▸ **What to produce**
Please reproduce all of the data exactly as it appears, but skip the pictures.

The input below:

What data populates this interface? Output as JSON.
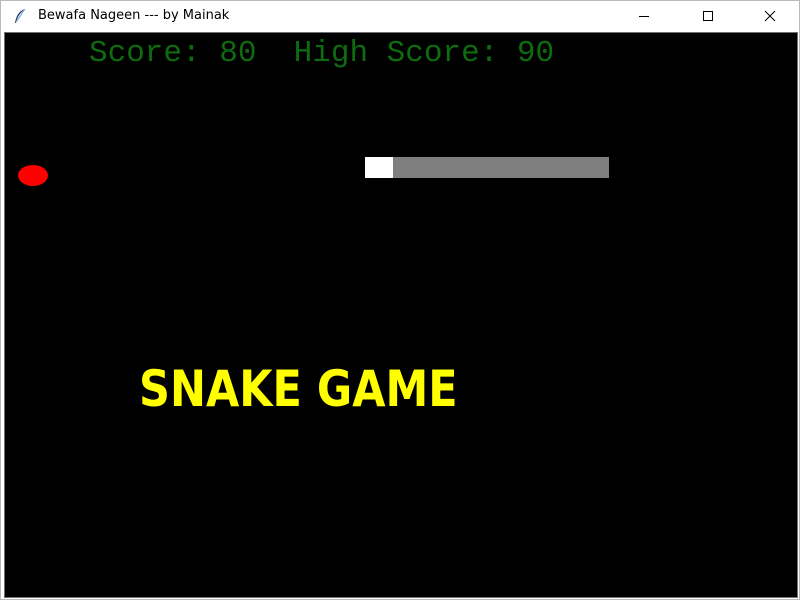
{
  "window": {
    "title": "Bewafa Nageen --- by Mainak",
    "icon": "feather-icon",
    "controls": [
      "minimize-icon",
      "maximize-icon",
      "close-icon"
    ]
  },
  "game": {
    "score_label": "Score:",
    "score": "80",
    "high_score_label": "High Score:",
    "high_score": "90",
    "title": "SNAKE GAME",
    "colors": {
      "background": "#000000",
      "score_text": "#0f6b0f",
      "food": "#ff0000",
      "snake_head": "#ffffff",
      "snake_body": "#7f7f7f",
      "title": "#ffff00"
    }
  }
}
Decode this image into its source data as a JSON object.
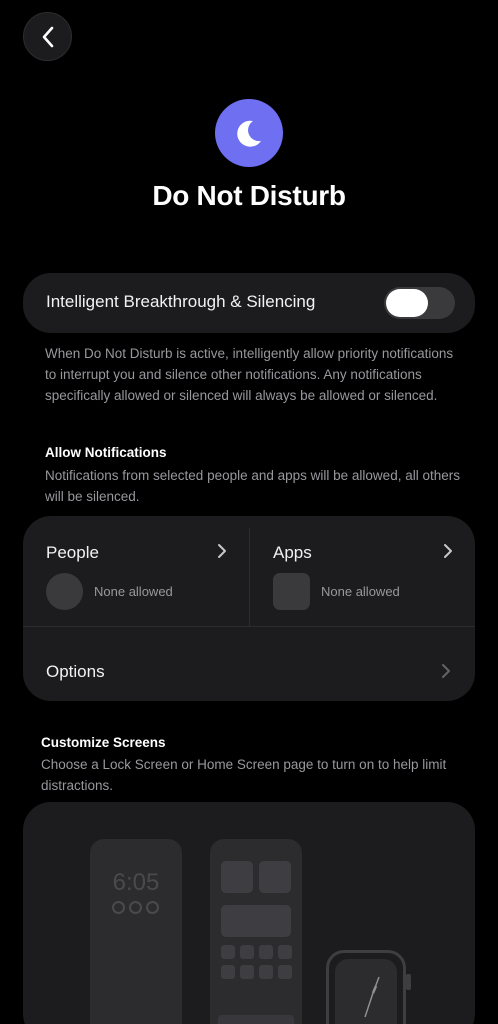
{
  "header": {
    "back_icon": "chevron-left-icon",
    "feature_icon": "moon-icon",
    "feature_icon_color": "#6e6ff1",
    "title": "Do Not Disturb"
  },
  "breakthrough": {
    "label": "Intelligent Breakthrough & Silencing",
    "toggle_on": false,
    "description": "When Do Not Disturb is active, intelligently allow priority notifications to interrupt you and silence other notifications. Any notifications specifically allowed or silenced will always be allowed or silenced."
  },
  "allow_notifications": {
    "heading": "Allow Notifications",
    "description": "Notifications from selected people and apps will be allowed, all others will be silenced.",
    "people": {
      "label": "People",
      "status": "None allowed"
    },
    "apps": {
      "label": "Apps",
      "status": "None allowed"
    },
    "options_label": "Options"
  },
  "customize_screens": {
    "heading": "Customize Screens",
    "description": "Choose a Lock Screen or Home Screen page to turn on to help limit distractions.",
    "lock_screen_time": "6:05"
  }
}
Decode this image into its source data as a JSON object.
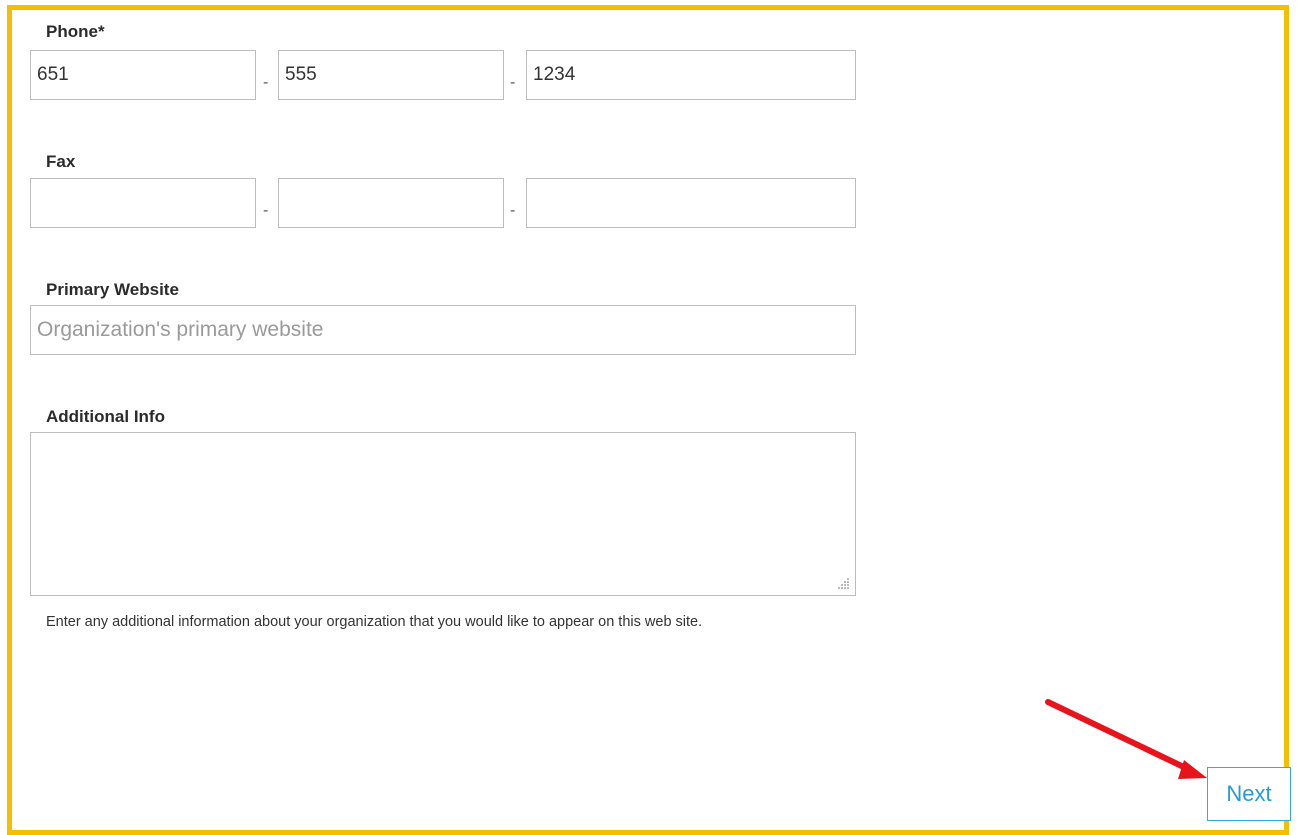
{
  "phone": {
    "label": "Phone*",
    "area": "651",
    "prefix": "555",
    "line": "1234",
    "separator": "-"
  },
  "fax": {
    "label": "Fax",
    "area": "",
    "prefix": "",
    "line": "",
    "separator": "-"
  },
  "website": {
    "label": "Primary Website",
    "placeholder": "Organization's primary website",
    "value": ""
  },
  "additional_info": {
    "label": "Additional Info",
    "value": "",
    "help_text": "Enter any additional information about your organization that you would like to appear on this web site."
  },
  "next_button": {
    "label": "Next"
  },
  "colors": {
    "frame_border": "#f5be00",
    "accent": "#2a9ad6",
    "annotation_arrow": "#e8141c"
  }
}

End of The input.

▸ **Expected answer**
What data populates this interface? Output as JSON.
{
  "window": {
    "title": "Bewafa Nageen --- by Mainak",
    "icon": "feather-icon",
    "controls": [
      "minimize-icon",
      "maximize-icon",
      "close-icon"
    ]
  },
  "game": {
    "score_label": "Score:",
    "score": "80",
    "high_score_label": "High Score:",
    "high_score": "90",
    "title": "SNAKE GAME",
    "colors": {
      "background": "#000000",
      "score_text": "#0f6b0f",
      "food": "#ff0000",
      "snake_head": "#ffffff",
      "snake_body": "#7f7f7f",
      "title": "#ffff00"
    }
  }
}
Decode this image into its source data as a JSON object.
{
  "header": {
    "back_icon": "chevron-left-icon",
    "feature_icon": "moon-icon",
    "feature_icon_color": "#6e6ff1",
    "title": "Do Not Disturb"
  },
  "breakthrough": {
    "label": "Intelligent Breakthrough & Silencing",
    "toggle_on": false,
    "description": "When Do Not Disturb is active, intelligently allow priority notifications to interrupt you and silence other notifications. Any notifications specifically allowed or silenced will always be allowed or silenced."
  },
  "allow_notifications": {
    "heading": "Allow Notifications",
    "description": "Notifications from selected people and apps will be allowed, all others will be silenced.",
    "people": {
      "label": "People",
      "status": "None allowed"
    },
    "apps": {
      "label": "Apps",
      "status": "None allowed"
    },
    "options_label": "Options"
  },
  "customize_screens": {
    "heading": "Customize Screens",
    "description": "Choose a Lock Screen or Home Screen page to turn on to help limit distractions.",
    "lock_screen_time": "6:05"
  }
}
Decode this image into its source data as a JSON object.
{
  "phone": {
    "label": "Phone*",
    "area": "651",
    "prefix": "555",
    "line": "1234",
    "separator": "-"
  },
  "fax": {
    "label": "Fax",
    "area": "",
    "prefix": "",
    "line": "",
    "separator": "-"
  },
  "website": {
    "label": "Primary Website",
    "placeholder": "Organization's primary website",
    "value": ""
  },
  "additional_info": {
    "label": "Additional Info",
    "value": "",
    "help_text": "Enter any additional information about your organization that you would like to appear on this web site."
  },
  "next_button": {
    "label": "Next"
  },
  "colors": {
    "frame_border": "#f5be00",
    "accent": "#2a9ad6",
    "annotation_arrow": "#e8141c"
  }
}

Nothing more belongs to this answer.